And then I’m like, okay, your pattern that you’re training yourself is to just get okay at things and always make Okay, money, instead of say, I’m going to commit to being really good at this, so that I can use these life skills into other things if I were to move on. And I think that like, too often, we fail to grasp that concept. So I’d invite you to practice grit. So these are just a few key principles of saying, okay, grit, is the ability to enter and come back, even though things are tough. And I’m reading this book, anti fragile right now. And it’s so good. And humans are meant to be anti fragile. So the opposite of fragile, most people would say is robust, strong, things like that. But it’s like, that would be the equivalent of saying the opposite of positive is neutral. And I’m like, No, the opposite of positive isn’t neutral. It’s, it’s negative. Like it’s a minus, there’s a plus and a minus. So the opposite of fragile would be minus fragility, anti fragile, which then would be when we break things, so they’re easily broken. So anti fragile be when you break things that actually get stronger. Like it actually goes in reverse, there’s a negative effect that gets better. And humans are meant to be challenged and put under stressed and, and really have struggle, and then invite you to ask, am I embracing the suck? Am I comfortable with the uncomfortable? And am I willing to play the game of grit? Or do I give up way too easy. So I know that things are tough. It’s like mid, it’s almost August, and some of you guys are in the summer, you’re right there in the last stretch.
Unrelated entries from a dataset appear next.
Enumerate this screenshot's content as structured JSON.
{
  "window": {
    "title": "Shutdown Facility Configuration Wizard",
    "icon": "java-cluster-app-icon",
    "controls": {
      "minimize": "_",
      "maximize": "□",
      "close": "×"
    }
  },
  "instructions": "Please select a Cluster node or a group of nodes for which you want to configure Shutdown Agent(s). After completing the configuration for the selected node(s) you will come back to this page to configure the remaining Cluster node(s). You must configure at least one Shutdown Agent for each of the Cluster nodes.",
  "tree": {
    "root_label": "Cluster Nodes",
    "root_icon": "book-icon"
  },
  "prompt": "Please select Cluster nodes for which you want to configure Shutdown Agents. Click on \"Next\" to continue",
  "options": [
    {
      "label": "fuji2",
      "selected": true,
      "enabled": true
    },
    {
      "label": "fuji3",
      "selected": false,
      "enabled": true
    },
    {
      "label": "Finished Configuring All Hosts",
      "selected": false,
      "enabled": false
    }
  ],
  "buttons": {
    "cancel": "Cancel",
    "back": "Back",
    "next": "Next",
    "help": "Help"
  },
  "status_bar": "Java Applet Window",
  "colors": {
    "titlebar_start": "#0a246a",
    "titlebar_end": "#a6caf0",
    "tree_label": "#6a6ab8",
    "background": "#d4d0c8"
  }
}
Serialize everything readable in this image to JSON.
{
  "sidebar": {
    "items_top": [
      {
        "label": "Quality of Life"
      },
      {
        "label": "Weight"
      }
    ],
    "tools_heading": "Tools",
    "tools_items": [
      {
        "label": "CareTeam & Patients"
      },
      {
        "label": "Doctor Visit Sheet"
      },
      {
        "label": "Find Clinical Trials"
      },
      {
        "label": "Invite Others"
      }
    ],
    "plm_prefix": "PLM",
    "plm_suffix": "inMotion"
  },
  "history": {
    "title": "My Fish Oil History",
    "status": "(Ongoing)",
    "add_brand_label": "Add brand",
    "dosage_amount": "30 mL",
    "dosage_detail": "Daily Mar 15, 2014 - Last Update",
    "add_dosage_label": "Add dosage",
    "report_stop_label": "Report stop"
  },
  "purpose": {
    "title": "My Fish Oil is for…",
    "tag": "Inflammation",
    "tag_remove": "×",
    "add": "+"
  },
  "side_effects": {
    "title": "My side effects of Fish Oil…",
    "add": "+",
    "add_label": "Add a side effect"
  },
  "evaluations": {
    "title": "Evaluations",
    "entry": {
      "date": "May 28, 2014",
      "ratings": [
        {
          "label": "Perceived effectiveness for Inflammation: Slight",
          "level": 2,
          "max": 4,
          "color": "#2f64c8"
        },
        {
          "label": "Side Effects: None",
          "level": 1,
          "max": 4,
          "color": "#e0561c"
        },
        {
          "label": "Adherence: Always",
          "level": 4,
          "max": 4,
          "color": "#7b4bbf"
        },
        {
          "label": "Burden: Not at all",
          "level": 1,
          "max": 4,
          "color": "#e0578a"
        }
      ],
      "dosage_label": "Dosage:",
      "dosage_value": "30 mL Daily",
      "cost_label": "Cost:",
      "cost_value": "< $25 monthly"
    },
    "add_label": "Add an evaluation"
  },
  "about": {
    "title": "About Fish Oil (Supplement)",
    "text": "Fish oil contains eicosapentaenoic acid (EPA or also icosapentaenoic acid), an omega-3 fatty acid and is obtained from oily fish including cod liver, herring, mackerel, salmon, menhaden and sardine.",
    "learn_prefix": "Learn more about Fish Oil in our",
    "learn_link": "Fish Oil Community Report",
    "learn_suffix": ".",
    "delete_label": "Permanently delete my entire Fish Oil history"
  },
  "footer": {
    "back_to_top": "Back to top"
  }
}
And this is where the difference between the boys and the men is that 30 seconds on the treadmill versus the five minutes on a treadmill. And if you’re like, well, I don’t want everyone to knock doors again. I’m done. I’m just trying to coast it out. Like my advice to you would be simply this. How else would that show up in the rest of your life, if you just coast it out. If you committed to a full summer, then finish out the frickin full summer, do the real work. Because whether you do this again or not, you’re never going to regret putting 100% in instead of just being like, this isn’t for me, I hate this, I’m done. Because that is a reflection of how you price show up in the rest of your life, whether that’s in your relationship, so that that’s another business ventures whether that’s in finance, and this is the opportunity to break that pattern and really practice grit and be good at it and it’s deliberate practice. So I hope you guys got some value out of this. I would rewatch this share this some of your team members probably need this. So tag them in this and we’ll see you guys on the next episode. Much love